- The Kingston Access Points will be located at the Duhaney Park Information Centre at 121 Baldwin Crescent in Duhaney Park, and at 13 Langston Road in McGregor Gardens.
- The establishment of CAPs is as an innovative way to provide computer access to all citizens.
- The initiative is also a means of stimulating entrepreneurship, as well as opening the lines of communication between citizens and Government.
Residents of inner-city communities in Kingston and St. James, are to benefit from four new Community Access Points (CAPs).
The Kingston Access Points will be located at the Duhaney Park Information Centre at 121 Baldwin Crescent in Duhaney Park, and at 13 Langston Road in McGregor Gardens.
In St. James a third CAP will be located at the Burchell Baptist Church at the corner of Market and King Streets, while the fourth will be located at the Albion Community Resource Centre in Albion on the outskirts of Montego Bay.
The establishment of CAPs is as an innovative way to provide computer access to all citizens. The initiative is also a means of stimulating entrepreneurship, as well as opening the lines of communication between citizens and Government.
Minister of State in the Ministry of Science,Technology, Energy and Mining Hon. Julian Robinson who made the disclosure at a recent JIS Think Tank, stated that more than 150 CAPs have been rolled out at schools, post offices, community centres, and other central locations across the island. He said the Access Points have been providing a valuable service to the communities.
“CAPs are essentially an Internet café. It can be at a church or community centre. It’s generally where a Community Based Organisation (CBO) would make a request of the USF [Universal Service Fund]. Once they have a facility and the management team in place then the USF provides the computers and the connectivity and they manage the facility,” he explained.
CAPs are a viable solution to bridging the digital divide that leaves many Jamaicans without access to the wealth of information available via the Internet.

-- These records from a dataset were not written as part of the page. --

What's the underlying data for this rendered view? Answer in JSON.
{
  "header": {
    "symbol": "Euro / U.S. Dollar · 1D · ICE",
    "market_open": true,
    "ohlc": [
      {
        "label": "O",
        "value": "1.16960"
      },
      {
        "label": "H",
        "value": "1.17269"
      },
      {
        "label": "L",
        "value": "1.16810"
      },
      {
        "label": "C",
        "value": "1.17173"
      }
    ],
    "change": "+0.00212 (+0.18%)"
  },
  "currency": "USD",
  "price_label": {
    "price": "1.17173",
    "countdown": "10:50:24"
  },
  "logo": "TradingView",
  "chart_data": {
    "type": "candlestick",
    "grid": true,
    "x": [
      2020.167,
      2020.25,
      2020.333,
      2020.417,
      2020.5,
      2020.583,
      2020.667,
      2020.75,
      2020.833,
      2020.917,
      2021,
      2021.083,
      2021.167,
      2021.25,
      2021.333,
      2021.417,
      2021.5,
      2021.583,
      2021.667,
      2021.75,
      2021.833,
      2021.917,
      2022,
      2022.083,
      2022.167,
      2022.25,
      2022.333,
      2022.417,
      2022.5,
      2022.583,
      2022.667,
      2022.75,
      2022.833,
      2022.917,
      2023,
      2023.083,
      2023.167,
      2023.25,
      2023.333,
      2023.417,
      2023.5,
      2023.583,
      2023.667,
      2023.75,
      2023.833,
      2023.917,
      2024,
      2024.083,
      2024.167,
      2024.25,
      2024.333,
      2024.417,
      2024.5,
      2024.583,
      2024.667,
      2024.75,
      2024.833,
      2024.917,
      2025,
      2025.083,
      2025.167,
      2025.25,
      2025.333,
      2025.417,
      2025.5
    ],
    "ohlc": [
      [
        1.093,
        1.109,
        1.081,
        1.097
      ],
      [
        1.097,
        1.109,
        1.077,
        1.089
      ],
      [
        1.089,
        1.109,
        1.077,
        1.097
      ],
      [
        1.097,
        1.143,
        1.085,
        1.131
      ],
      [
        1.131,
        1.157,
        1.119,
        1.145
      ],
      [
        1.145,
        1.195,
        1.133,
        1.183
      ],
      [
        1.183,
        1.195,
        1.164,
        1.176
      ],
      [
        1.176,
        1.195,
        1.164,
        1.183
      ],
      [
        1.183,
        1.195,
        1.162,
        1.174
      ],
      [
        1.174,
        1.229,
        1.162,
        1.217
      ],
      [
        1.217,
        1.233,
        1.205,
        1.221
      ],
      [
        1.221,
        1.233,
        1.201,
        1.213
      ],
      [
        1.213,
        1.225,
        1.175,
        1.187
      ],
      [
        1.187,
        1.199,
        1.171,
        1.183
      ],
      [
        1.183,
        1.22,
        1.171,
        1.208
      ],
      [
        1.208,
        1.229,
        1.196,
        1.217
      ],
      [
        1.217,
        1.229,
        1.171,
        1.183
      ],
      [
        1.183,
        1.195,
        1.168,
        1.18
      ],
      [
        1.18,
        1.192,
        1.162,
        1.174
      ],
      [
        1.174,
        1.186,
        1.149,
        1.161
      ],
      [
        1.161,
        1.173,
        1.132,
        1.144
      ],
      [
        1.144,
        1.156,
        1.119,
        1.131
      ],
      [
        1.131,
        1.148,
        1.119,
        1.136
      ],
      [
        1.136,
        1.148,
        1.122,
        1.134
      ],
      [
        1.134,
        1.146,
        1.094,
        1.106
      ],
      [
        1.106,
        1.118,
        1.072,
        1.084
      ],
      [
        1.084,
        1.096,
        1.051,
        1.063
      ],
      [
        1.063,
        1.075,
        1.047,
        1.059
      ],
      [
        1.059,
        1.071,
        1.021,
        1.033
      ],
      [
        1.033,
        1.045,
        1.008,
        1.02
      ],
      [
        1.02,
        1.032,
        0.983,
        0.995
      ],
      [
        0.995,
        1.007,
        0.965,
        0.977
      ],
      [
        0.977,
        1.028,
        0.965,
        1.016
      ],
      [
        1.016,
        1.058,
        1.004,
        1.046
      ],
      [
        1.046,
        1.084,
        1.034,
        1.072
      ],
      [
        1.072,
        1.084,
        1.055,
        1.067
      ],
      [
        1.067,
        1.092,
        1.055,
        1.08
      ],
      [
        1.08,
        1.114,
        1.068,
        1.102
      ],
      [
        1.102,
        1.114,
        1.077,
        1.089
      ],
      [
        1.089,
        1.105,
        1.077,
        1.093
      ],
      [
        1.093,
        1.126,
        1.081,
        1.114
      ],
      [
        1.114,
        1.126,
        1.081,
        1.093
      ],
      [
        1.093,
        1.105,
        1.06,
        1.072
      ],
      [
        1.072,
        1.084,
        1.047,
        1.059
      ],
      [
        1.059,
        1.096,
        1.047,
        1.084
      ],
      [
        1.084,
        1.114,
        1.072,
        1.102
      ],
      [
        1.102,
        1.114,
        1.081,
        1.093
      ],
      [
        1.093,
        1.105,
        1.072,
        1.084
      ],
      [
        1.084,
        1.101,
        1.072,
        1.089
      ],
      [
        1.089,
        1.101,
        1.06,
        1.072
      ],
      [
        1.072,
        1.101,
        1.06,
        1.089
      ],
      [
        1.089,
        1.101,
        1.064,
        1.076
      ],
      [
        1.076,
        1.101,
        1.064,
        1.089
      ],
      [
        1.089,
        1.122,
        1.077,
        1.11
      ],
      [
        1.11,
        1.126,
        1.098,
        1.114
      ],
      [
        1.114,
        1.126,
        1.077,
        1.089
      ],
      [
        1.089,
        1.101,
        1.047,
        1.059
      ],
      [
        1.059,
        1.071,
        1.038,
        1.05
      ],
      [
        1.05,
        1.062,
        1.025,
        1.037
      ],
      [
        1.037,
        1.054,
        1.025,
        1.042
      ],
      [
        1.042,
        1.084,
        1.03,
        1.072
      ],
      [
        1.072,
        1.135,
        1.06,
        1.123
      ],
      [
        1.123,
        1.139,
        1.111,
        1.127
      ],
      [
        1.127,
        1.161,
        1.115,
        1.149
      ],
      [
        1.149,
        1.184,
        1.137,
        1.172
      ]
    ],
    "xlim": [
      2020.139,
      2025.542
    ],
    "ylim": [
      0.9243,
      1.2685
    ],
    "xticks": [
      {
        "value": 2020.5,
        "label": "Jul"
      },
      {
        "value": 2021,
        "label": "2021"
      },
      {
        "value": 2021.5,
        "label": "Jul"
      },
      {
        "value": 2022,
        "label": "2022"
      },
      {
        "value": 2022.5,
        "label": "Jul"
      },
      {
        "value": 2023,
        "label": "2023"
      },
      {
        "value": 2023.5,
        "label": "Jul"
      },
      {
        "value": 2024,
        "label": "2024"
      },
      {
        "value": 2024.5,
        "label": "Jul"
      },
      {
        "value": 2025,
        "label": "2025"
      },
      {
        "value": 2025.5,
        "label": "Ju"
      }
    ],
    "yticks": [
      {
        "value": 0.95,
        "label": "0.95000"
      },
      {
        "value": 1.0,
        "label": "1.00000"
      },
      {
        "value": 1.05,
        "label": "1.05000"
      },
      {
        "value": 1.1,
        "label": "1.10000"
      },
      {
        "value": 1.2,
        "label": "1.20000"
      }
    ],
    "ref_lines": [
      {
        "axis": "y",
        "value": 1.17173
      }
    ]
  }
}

The CAPs are integrating available computer technologies that enable users to explore possibilities in such areas as music and video production, creative writing, and publishing
According to the State Minister, establishing the over 150 CAPs will eventually empower constituents with the tools to communicate, research, and explore entrepreneurial alternatives, which will boost business activities, and provide opportunities for e-commerce throughout communities.
Minister Robinson noted that the CAPs were part of a broader range of projects being undertaken by the government including, an island-wide Broad-band network where schools, libraries and post offices are outfitted with high-speed Internet, financed by the USF.
He also pointed out that over 200 computer laboratories have been created in schools across the country through the e-Learning initiative, ‘Tablets in Schools’ where 30,000 tablet computers will be placed in 37 schools, and teachers trained in computer programmes.
The Minister further reiterated the government’s commitment to facilitating information and communication technology access to as many persons as possible, noting that this is imperative in an era of “rapidly changing technological advances”.
The services provided at these CAPs are free to users or in some cases, provided at a minimal cost.